TINA claims that companies including Walmart and Nickelodeon have sponsored endorsements on the channel's videos, but that these endorsements "have the look and feel of organic content."

Ryan ToysReview released this statement from Ryan's father, Shion Kaji:

“The well-being of our viewers is always our top priority. Creating content that is safe and appropriate for our young viewers and their families is very important to us. We strive to provide quality, engaging content including skits, family challenges, science experiments, cartoon animations and more. We strictly follow all platforms’ terms of service and all existing laws and regulations, including advertising disclosure requirements.  As the streaming space continues to quickly grow and evolve, we support efforts by lawmakers, industry representatives, and regulators such as the FTC to continuously evaluate and update existing guidelines and lay new ground rules to protect both viewers and creators.”

A search of videos on the "Ryan ToysReview" channel shows that some videos, like this one, do contain warnings that they are paid advertisements.
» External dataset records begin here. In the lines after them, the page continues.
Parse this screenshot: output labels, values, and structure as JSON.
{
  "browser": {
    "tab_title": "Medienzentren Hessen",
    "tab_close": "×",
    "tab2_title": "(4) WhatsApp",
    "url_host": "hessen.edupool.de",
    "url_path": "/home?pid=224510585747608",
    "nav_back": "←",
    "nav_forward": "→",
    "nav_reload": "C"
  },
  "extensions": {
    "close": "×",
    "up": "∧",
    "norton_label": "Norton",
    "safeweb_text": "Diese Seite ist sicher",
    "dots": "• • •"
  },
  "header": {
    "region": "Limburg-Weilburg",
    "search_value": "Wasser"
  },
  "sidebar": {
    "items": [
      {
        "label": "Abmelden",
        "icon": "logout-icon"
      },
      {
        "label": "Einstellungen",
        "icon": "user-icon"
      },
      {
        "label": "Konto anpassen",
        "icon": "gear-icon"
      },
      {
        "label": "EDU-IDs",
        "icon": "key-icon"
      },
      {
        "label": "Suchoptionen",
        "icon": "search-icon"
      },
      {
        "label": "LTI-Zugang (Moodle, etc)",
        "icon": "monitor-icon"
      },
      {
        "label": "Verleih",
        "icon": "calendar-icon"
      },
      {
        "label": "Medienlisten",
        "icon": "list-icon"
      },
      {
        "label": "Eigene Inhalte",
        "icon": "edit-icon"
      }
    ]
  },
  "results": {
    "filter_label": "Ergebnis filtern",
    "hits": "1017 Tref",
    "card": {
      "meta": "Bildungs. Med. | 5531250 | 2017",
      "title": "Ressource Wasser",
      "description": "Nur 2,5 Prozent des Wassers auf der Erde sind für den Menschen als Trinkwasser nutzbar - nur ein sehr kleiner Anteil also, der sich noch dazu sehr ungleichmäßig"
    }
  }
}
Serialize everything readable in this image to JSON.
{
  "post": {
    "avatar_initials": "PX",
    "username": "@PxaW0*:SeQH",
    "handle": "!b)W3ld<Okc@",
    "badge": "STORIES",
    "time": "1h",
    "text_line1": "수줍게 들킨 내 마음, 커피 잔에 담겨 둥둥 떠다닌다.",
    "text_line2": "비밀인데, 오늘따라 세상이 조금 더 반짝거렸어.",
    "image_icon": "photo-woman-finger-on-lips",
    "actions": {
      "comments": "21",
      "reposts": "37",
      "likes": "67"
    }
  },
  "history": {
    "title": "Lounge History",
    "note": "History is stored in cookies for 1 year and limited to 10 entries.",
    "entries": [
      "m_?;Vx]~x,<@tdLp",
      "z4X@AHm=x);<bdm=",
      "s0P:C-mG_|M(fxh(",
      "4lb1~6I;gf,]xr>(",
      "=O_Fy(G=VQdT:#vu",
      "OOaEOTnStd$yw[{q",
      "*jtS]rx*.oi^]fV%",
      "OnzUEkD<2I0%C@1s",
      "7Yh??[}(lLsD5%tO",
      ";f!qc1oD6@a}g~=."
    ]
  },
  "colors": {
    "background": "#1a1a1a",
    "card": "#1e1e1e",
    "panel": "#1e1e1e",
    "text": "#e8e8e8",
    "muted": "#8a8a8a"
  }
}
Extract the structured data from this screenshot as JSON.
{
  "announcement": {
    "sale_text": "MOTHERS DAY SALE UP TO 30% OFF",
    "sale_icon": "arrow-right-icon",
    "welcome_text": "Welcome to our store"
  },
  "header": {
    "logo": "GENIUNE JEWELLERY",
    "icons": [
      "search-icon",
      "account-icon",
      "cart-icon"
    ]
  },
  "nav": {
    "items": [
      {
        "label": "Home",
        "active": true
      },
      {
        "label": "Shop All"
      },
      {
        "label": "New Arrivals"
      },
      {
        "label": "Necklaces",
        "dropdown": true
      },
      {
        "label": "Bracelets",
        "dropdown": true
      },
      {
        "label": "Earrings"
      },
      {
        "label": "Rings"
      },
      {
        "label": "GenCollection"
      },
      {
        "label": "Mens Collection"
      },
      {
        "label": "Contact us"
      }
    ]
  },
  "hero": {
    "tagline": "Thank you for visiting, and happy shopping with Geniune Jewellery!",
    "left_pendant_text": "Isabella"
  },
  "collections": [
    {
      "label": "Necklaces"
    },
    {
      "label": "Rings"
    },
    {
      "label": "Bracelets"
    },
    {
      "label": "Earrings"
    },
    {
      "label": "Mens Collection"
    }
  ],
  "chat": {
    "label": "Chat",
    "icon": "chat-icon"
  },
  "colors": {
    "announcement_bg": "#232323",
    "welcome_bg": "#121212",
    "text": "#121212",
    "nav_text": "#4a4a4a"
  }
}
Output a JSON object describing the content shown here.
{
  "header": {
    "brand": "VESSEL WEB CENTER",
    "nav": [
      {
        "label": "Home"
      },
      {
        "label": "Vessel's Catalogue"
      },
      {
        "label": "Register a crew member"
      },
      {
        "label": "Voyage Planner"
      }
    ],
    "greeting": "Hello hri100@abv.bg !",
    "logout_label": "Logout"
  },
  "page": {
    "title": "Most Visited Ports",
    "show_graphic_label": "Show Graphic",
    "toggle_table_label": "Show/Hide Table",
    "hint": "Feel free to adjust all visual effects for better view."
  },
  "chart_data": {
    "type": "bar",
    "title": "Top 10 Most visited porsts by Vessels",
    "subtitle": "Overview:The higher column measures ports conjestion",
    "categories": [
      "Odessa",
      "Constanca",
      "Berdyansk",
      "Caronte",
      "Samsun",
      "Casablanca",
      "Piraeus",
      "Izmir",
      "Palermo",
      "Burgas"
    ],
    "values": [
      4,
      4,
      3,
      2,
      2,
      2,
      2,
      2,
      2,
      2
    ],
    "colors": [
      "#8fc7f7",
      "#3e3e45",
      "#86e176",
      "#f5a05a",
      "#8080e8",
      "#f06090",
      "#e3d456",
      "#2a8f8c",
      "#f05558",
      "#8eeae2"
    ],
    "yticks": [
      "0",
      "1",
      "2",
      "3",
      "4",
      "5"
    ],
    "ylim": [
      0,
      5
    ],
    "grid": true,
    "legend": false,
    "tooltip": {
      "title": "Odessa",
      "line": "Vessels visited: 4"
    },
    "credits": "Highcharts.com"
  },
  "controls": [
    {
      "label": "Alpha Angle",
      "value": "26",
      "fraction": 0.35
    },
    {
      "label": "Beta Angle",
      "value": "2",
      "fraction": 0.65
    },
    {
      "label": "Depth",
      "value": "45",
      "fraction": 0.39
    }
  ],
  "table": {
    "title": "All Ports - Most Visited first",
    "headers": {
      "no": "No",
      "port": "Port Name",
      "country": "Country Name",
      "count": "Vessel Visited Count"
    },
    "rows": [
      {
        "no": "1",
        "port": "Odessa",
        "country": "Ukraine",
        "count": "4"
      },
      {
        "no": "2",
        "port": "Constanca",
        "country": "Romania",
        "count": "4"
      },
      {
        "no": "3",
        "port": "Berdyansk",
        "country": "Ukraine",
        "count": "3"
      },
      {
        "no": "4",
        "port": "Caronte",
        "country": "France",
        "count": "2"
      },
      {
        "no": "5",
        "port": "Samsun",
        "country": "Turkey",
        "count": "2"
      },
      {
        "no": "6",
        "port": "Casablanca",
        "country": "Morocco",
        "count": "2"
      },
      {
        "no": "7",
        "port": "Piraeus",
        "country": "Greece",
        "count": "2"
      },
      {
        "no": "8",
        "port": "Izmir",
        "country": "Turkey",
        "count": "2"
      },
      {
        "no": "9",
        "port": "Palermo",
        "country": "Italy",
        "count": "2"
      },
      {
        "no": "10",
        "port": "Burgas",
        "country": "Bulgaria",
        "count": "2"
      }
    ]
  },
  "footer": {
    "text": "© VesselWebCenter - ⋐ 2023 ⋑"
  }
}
Members of Congress sent a letter to the FTC in August calling on it to investigate "Ryan ToysReview" for what it called "unfair and deceptive practices."